V.Prophecies against the Nations (46:1-51:64)

A.Egypt (46:1-28)

B.The Philistines (47:1-7)

C.Moab (48:1-47)

D.The Ammonites (49:1-6)

E.Edom (49:7-22)

F.Damascus (49:23-27)

G.Kedar and Hazor (49:28-33)

H.Elam (49:34-39)

I.Babylon (50:1-51:64)

VI.Epilogue: The Fall of Jerusalem (52:1-34)

650-625 BC

Under Ashurbanipal, Assyrians capture and destroy Babylon. 649

Birth of Jeremiah 640?

Ashurbanipal (668-629) rules over a declining Assyrian Empire that experienced revolts (642) and contributed to the assassination of Amon of Judah (641) and the rise of Amon’s son Josiah (641-609).

Initial reforms of Josiah 631

Jeremiah is called to be a prophet; he warns of an invasion from the north. 626

625-605 BC

Second phase of Josiah’s reforms when the book of the law is found in the temple 622

Under Nabopolassar (626-605), Asshur and Nineveh fall, marking the end of the Assyrian Empire. 612

Babylonians and Medes take Harran from what remained of Assyrian forces. 610

Jeremiah’s temple sermon 609

Josiah killed by the Egyptians at Megiddo 609

Josiah’s son, Jehoahaz II, succeeds him and is deposed; he’s replaced by his brother, Jehoiakim. 609

605-600 BC

Nebuchadnezzar attacks Jerusalem and leads citizens of Judah into exile. 605, 597, 586, 582

Jehoiakim makes a decision to turn from his alliance with Egypt and submit to Nebuchadnezzar. 604

Jehoiakim ignores Jeremiah’s warning and turns back to Egypt for support after Egypt defeats Babylon at Migdol. 601

A reinforced Babylonian army approaches Judah; Jehoiakim dies. 598

600-575 BC

Jehoiachin succeeds his father, Jehoiakim, and reigns three months and ten days. 597

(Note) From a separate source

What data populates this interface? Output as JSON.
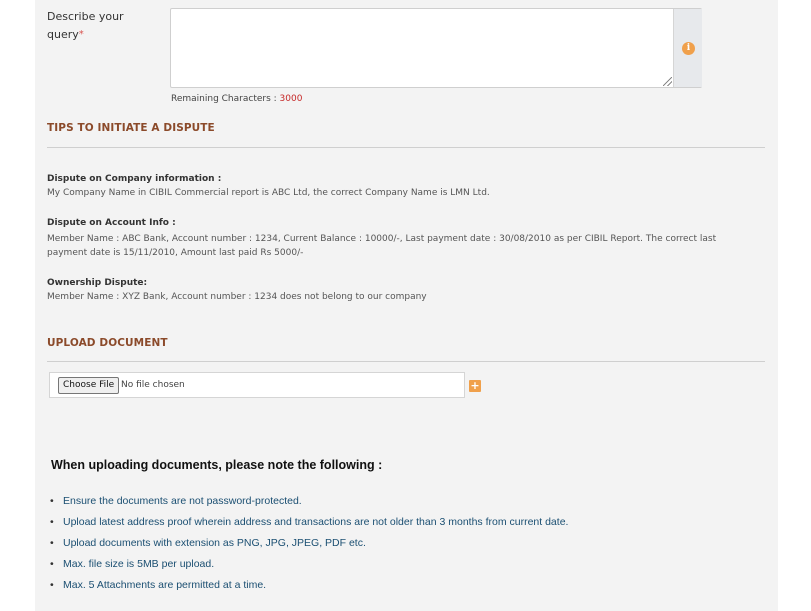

Jehoiachin and Judah’s queen mother are brought to Babylon by Nebuchadnezzar. 597

Zedekiah succeeds Jehoiachin; reigns 597-586

Ezekiel is exiled in Babylon. 597